-- Your goal --
Scan the entries for the string "vertPosIdx" and give the number of lines that have it, nothing further.

*** Opening of Available records ***

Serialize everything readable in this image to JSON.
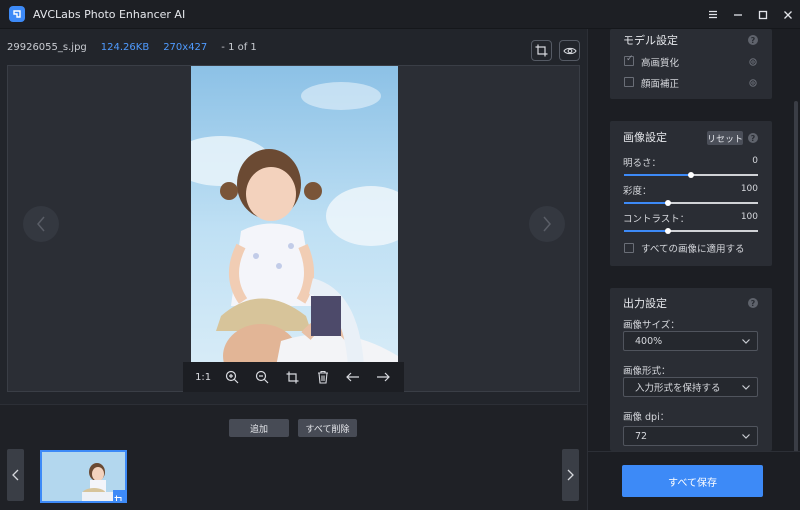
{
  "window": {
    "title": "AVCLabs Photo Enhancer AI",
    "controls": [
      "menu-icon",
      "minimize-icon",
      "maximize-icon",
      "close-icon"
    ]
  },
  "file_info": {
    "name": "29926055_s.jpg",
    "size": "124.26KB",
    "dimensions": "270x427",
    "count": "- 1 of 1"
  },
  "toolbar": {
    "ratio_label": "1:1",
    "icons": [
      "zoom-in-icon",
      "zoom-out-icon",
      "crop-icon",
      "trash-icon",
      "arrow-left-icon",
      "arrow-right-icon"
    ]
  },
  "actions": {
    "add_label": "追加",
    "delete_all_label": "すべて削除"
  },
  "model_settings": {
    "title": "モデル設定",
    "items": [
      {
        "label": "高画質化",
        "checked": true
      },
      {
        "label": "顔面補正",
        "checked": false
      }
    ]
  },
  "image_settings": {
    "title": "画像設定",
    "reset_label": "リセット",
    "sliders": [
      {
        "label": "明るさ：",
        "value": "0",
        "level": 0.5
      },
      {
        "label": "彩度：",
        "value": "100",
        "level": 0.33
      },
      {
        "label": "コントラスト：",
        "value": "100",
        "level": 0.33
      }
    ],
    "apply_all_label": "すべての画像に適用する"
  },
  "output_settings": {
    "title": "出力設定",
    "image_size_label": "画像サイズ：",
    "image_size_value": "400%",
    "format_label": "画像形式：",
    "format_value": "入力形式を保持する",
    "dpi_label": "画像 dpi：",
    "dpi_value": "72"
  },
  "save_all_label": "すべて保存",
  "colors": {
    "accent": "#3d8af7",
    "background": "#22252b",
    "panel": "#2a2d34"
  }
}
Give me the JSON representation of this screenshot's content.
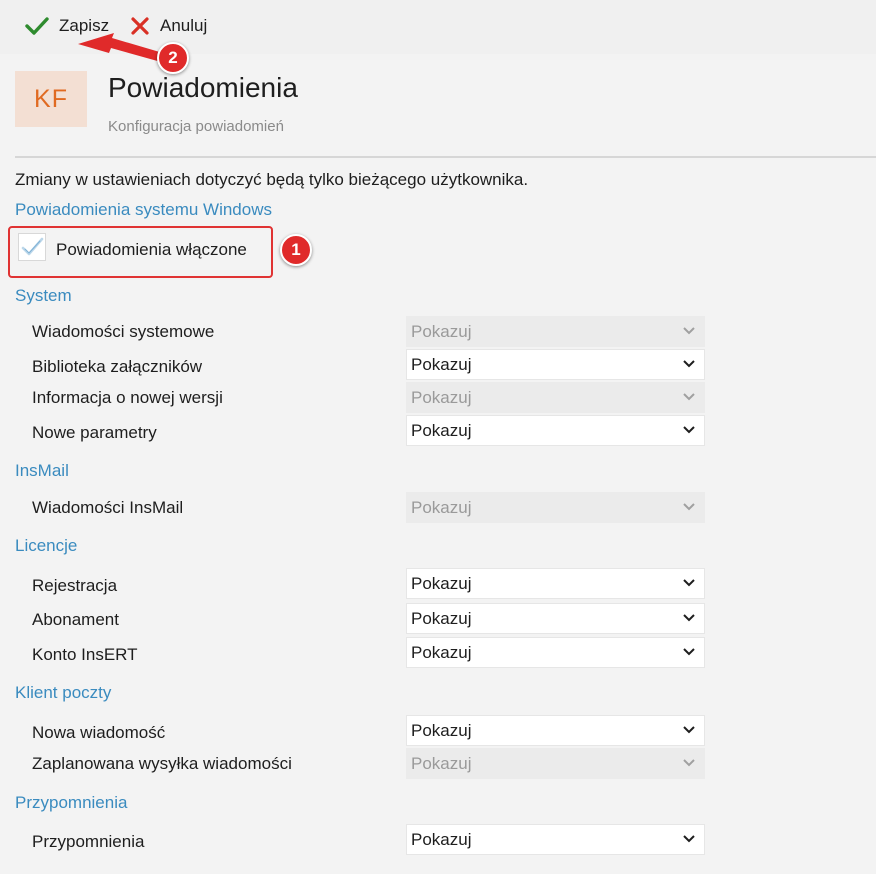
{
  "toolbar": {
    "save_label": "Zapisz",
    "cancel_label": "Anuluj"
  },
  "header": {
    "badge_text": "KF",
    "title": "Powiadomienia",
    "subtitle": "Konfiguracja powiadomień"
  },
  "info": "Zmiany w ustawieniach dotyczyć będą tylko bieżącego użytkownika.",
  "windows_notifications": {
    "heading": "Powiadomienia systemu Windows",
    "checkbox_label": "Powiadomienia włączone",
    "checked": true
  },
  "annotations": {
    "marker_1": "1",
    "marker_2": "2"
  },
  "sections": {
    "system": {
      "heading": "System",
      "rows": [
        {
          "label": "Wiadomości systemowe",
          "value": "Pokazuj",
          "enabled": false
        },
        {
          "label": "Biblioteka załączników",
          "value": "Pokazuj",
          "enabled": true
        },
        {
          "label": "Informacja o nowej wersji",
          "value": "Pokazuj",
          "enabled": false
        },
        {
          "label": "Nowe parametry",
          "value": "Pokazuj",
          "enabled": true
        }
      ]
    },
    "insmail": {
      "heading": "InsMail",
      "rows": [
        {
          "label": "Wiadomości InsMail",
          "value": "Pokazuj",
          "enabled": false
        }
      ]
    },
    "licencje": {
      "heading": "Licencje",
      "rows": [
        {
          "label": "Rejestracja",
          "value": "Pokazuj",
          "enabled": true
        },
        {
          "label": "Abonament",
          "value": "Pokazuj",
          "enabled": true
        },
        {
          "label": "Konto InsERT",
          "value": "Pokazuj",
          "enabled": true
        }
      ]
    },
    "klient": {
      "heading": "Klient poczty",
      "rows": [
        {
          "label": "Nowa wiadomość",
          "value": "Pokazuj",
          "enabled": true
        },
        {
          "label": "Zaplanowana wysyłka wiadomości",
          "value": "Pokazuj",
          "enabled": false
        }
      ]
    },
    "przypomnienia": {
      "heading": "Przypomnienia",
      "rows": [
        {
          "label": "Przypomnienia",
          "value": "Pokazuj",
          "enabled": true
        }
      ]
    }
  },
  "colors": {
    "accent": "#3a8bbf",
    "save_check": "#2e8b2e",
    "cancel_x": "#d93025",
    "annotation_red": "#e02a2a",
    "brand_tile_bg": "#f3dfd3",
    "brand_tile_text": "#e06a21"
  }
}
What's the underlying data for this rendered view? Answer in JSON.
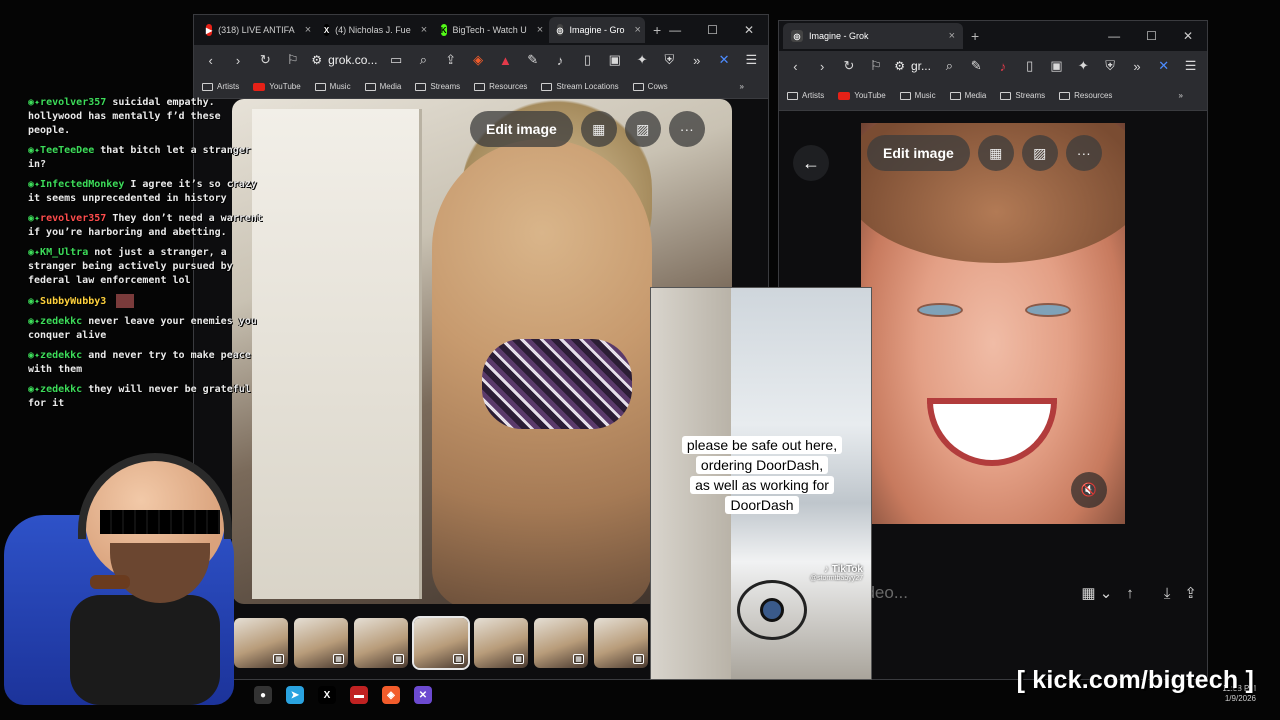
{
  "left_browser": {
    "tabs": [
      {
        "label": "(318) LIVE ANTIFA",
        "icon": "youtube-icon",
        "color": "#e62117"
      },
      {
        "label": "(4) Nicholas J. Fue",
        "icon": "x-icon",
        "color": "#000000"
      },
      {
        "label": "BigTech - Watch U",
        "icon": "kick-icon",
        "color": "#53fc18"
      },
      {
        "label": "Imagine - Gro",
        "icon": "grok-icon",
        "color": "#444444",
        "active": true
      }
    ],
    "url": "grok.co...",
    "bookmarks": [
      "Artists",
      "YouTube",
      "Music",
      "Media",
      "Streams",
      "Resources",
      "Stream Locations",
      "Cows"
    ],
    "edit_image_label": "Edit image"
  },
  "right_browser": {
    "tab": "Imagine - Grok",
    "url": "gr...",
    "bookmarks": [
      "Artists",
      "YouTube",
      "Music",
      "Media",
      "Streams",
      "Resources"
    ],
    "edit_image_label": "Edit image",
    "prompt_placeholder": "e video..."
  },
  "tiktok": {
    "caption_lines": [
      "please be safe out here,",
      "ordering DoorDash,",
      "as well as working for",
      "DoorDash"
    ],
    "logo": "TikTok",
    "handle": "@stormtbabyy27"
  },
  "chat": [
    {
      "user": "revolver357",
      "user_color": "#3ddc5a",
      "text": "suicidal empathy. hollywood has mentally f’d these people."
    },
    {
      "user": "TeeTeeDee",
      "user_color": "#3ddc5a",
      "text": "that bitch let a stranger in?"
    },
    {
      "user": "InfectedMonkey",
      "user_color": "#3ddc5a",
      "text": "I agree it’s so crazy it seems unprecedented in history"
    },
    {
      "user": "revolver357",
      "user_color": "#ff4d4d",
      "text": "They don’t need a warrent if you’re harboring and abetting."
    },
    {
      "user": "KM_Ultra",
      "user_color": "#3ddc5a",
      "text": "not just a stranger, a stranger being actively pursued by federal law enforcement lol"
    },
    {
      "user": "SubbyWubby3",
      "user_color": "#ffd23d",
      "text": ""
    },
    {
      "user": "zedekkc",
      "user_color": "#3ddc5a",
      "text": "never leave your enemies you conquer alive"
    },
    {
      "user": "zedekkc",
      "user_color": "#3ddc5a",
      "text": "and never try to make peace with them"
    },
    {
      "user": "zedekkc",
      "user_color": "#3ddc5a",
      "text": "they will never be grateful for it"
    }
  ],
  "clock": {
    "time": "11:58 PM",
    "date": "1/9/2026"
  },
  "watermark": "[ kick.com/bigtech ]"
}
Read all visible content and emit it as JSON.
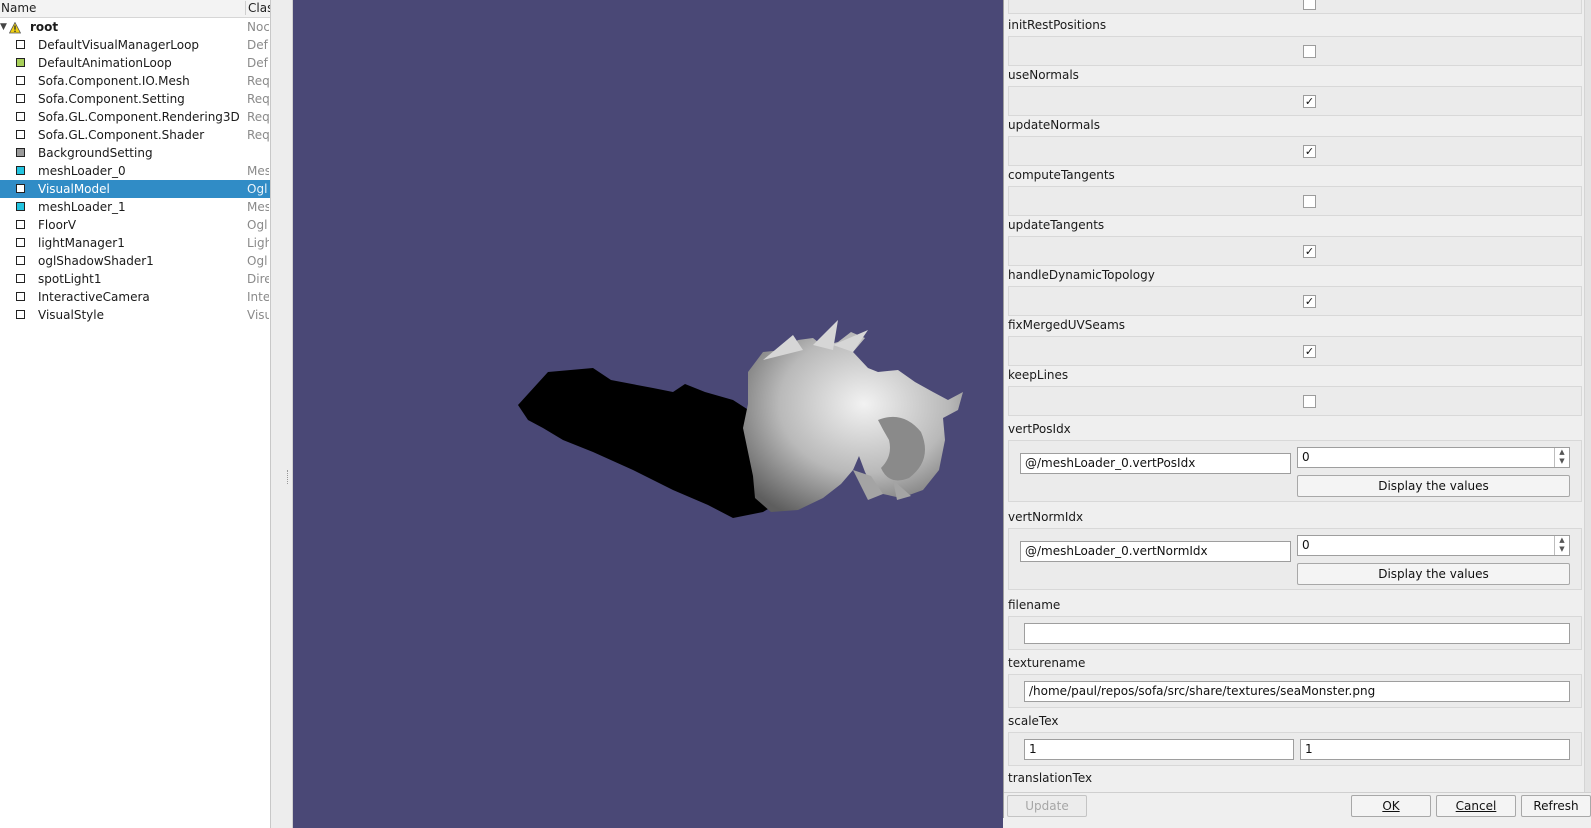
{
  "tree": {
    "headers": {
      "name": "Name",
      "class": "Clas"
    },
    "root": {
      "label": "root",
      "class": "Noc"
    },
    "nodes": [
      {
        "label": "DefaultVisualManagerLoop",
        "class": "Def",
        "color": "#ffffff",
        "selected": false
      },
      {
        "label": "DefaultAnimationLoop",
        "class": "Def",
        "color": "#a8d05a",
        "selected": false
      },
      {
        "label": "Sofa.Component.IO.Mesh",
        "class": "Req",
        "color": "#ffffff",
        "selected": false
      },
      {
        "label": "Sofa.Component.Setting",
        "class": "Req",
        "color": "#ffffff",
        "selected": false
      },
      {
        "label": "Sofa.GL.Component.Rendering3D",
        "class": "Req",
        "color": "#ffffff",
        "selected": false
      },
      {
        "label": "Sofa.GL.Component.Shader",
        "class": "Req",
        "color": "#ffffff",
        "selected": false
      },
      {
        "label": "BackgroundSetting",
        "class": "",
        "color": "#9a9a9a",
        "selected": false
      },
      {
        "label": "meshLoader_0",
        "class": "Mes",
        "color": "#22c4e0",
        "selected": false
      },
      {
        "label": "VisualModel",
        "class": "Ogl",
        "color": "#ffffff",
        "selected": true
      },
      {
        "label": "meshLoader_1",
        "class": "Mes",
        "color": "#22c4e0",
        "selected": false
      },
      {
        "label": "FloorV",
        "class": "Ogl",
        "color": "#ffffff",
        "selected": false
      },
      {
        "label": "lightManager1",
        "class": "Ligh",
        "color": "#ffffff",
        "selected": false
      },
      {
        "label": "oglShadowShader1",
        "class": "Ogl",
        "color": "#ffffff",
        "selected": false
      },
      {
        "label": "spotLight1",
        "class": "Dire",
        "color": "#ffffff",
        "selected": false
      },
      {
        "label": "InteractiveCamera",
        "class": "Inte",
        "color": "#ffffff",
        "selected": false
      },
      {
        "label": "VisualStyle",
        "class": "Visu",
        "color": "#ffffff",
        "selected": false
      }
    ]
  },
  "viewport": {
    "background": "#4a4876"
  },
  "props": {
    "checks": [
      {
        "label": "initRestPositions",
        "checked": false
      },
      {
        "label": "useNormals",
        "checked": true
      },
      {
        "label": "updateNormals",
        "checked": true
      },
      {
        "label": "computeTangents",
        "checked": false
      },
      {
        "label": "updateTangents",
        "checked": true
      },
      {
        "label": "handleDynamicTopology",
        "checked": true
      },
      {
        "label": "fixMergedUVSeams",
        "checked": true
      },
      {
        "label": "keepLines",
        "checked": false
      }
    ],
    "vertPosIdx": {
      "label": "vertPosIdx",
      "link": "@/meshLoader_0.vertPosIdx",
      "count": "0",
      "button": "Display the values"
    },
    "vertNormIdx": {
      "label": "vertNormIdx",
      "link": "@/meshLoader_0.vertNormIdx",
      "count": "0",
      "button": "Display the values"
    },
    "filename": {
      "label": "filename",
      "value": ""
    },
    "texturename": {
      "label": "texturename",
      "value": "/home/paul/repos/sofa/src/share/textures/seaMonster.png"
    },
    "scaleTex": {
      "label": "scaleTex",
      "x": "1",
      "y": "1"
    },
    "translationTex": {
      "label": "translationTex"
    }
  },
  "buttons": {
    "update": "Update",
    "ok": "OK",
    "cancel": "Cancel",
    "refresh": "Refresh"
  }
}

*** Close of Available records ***

-- Result of this task --
3